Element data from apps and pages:

**********

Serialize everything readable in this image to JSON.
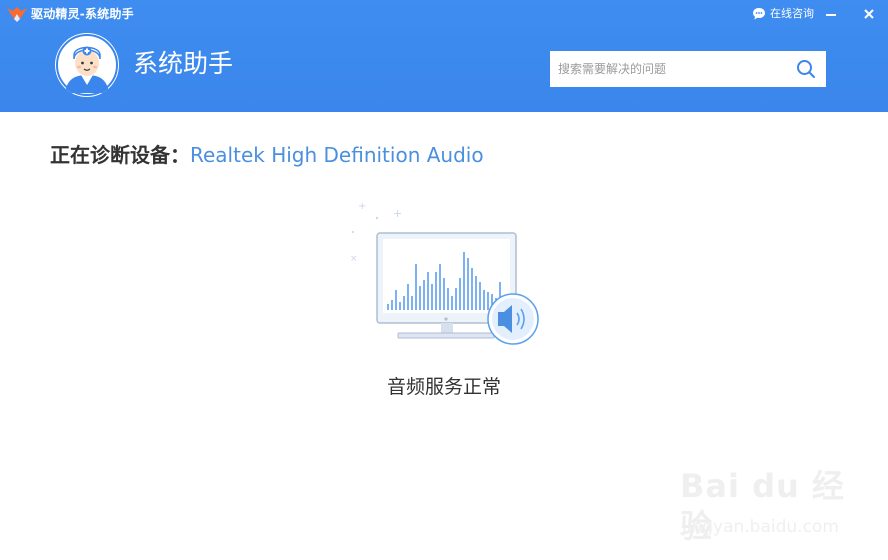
{
  "window": {
    "app_title": "驱动精灵-系统助手",
    "consult_label": "在线咨询"
  },
  "header": {
    "title": "系统助手",
    "search_placeholder": "搜索需要解决的问题"
  },
  "diagnosis": {
    "label": "正在诊断设备：",
    "device": "Realtek High Definition Audio"
  },
  "status": {
    "text": "音频服务正常"
  },
  "watermark": {
    "brand": "Bai du 经验",
    "url": "jingyan.baidu.com"
  },
  "colors": {
    "header_blue": "#3a86ec",
    "accent_blue": "#4a8fe0"
  },
  "icons": [
    "app-logo-icon",
    "chat-bubble-icon",
    "minimize-icon",
    "close-icon",
    "doctor-avatar-icon",
    "search-icon",
    "monitor-icon",
    "speaker-icon"
  ]
}
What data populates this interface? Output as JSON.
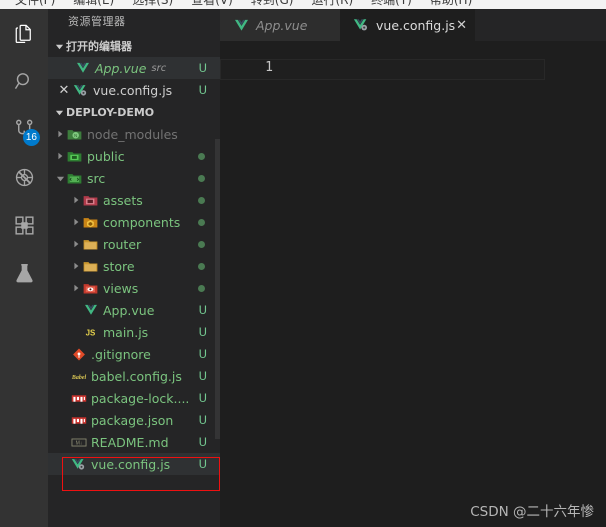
{
  "menubar": {
    "items": [
      "文件(F)",
      "编辑(E)",
      "选择(S)",
      "查看(V)",
      "转到(G)",
      "运行(R)",
      "终端(T)",
      "帮助(H)"
    ]
  },
  "activitybar": {
    "items": [
      {
        "name": "explorer",
        "icon": "files-icon",
        "badge": ""
      },
      {
        "name": "search",
        "icon": "search-icon",
        "badge": ""
      },
      {
        "name": "source-control",
        "icon": "source-control-icon",
        "badge": "16"
      },
      {
        "name": "run-debug",
        "icon": "run-debug-icon",
        "badge": ""
      },
      {
        "name": "extensions",
        "icon": "extensions-icon",
        "badge": ""
      },
      {
        "name": "testing",
        "icon": "flask-icon",
        "badge": ""
      }
    ]
  },
  "sidebar": {
    "title": "资源管理器",
    "open_editors": {
      "header": "打开的编辑器",
      "items": [
        {
          "label": "App.vue",
          "sub": "src",
          "status": "U",
          "icon": "vue-icon",
          "active": true,
          "close": ""
        },
        {
          "label": "vue.config.js",
          "sub": "",
          "status": "U",
          "icon": "vue-config-icon",
          "active": false,
          "close": "✕"
        }
      ]
    },
    "project": {
      "header": "DEPLOY-DEMO",
      "tree": [
        {
          "label": "node_modules",
          "depth": 0,
          "type": "folder",
          "expanded": false,
          "icon": "folder-node-modules-icon",
          "status": "",
          "dot": false,
          "dim": true
        },
        {
          "label": "public",
          "depth": 0,
          "type": "folder",
          "expanded": false,
          "icon": "folder-public-icon",
          "status": "",
          "dot": true,
          "dim": false
        },
        {
          "label": "src",
          "depth": 0,
          "type": "folder",
          "expanded": true,
          "icon": "folder-src-icon",
          "status": "",
          "dot": true,
          "dim": false
        },
        {
          "label": "assets",
          "depth": 1,
          "type": "folder",
          "expanded": false,
          "icon": "folder-assets-icon",
          "status": "",
          "dot": true,
          "dim": false
        },
        {
          "label": "components",
          "depth": 1,
          "type": "folder",
          "expanded": false,
          "icon": "folder-components-icon",
          "status": "",
          "dot": true,
          "dim": false
        },
        {
          "label": "router",
          "depth": 1,
          "type": "folder",
          "expanded": false,
          "icon": "folder-router-icon",
          "status": "",
          "dot": true,
          "dim": false
        },
        {
          "label": "store",
          "depth": 1,
          "type": "folder",
          "expanded": false,
          "icon": "folder-store-icon",
          "status": "",
          "dot": true,
          "dim": false
        },
        {
          "label": "views",
          "depth": 1,
          "type": "folder",
          "expanded": false,
          "icon": "folder-views-icon",
          "status": "",
          "dot": true,
          "dim": false
        },
        {
          "label": "App.vue",
          "depth": 1,
          "type": "file",
          "expanded": false,
          "icon": "vue-icon",
          "status": "U",
          "dot": false,
          "dim": false
        },
        {
          "label": "main.js",
          "depth": 1,
          "type": "file",
          "expanded": false,
          "icon": "js-icon",
          "status": "U",
          "dot": false,
          "dim": false
        },
        {
          "label": ".gitignore",
          "depth": 0,
          "type": "file",
          "expanded": false,
          "icon": "git-icon",
          "status": "U",
          "dot": false,
          "dim": false
        },
        {
          "label": "babel.config.js",
          "depth": 0,
          "type": "file",
          "expanded": false,
          "icon": "babel-icon",
          "status": "U",
          "dot": false,
          "dim": false
        },
        {
          "label": "package-lock....",
          "depth": 0,
          "type": "file",
          "expanded": false,
          "icon": "npm-icon",
          "status": "U",
          "dot": false,
          "dim": false
        },
        {
          "label": "package.json",
          "depth": 0,
          "type": "file",
          "expanded": false,
          "icon": "npm-icon",
          "status": "U",
          "dot": false,
          "dim": false
        },
        {
          "label": "README.md",
          "depth": 0,
          "type": "file",
          "expanded": false,
          "icon": "markdown-icon",
          "status": "U",
          "dot": false,
          "dim": false
        },
        {
          "label": "vue.config.js",
          "depth": 0,
          "type": "file",
          "expanded": false,
          "icon": "vue-config-icon",
          "status": "U",
          "dot": false,
          "dim": false,
          "selected": true
        }
      ]
    }
  },
  "editor": {
    "tabs": [
      {
        "label": "App.vue",
        "icon": "vue-icon",
        "active": false,
        "close": ""
      },
      {
        "label": "vue.config.js",
        "icon": "vue-config-icon",
        "active": true,
        "close": "✕"
      }
    ],
    "line_numbers": [
      "1"
    ]
  },
  "watermark": "CSDN @二十六年惨",
  "colors": {
    "accent_blue": "#007acc",
    "vue_green": "#41b883",
    "file_green": "#7bc47f",
    "annotation_red": "#ee1111",
    "badge_u": "#73c991",
    "sidebar_bg": "#252526",
    "editor_bg": "#1e1e1e",
    "activitybar_bg": "#333333"
  }
}
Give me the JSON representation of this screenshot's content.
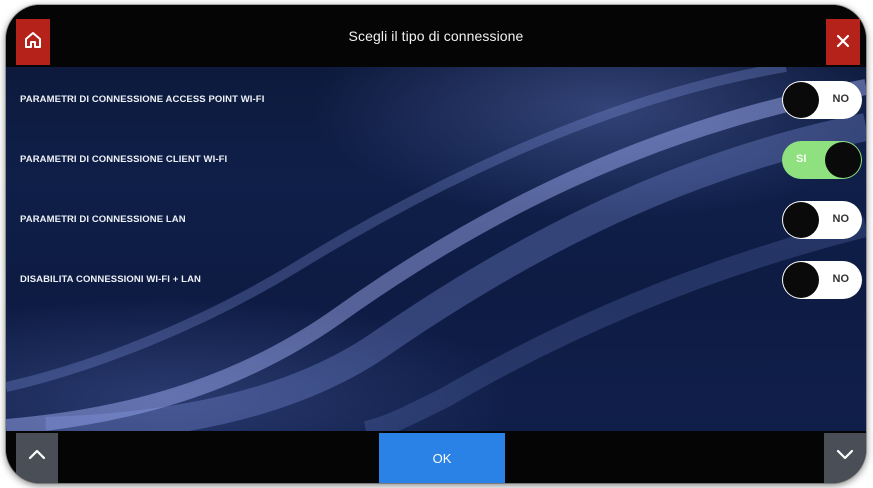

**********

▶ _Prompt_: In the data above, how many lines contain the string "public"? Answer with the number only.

▶ _Solved exercise_: 2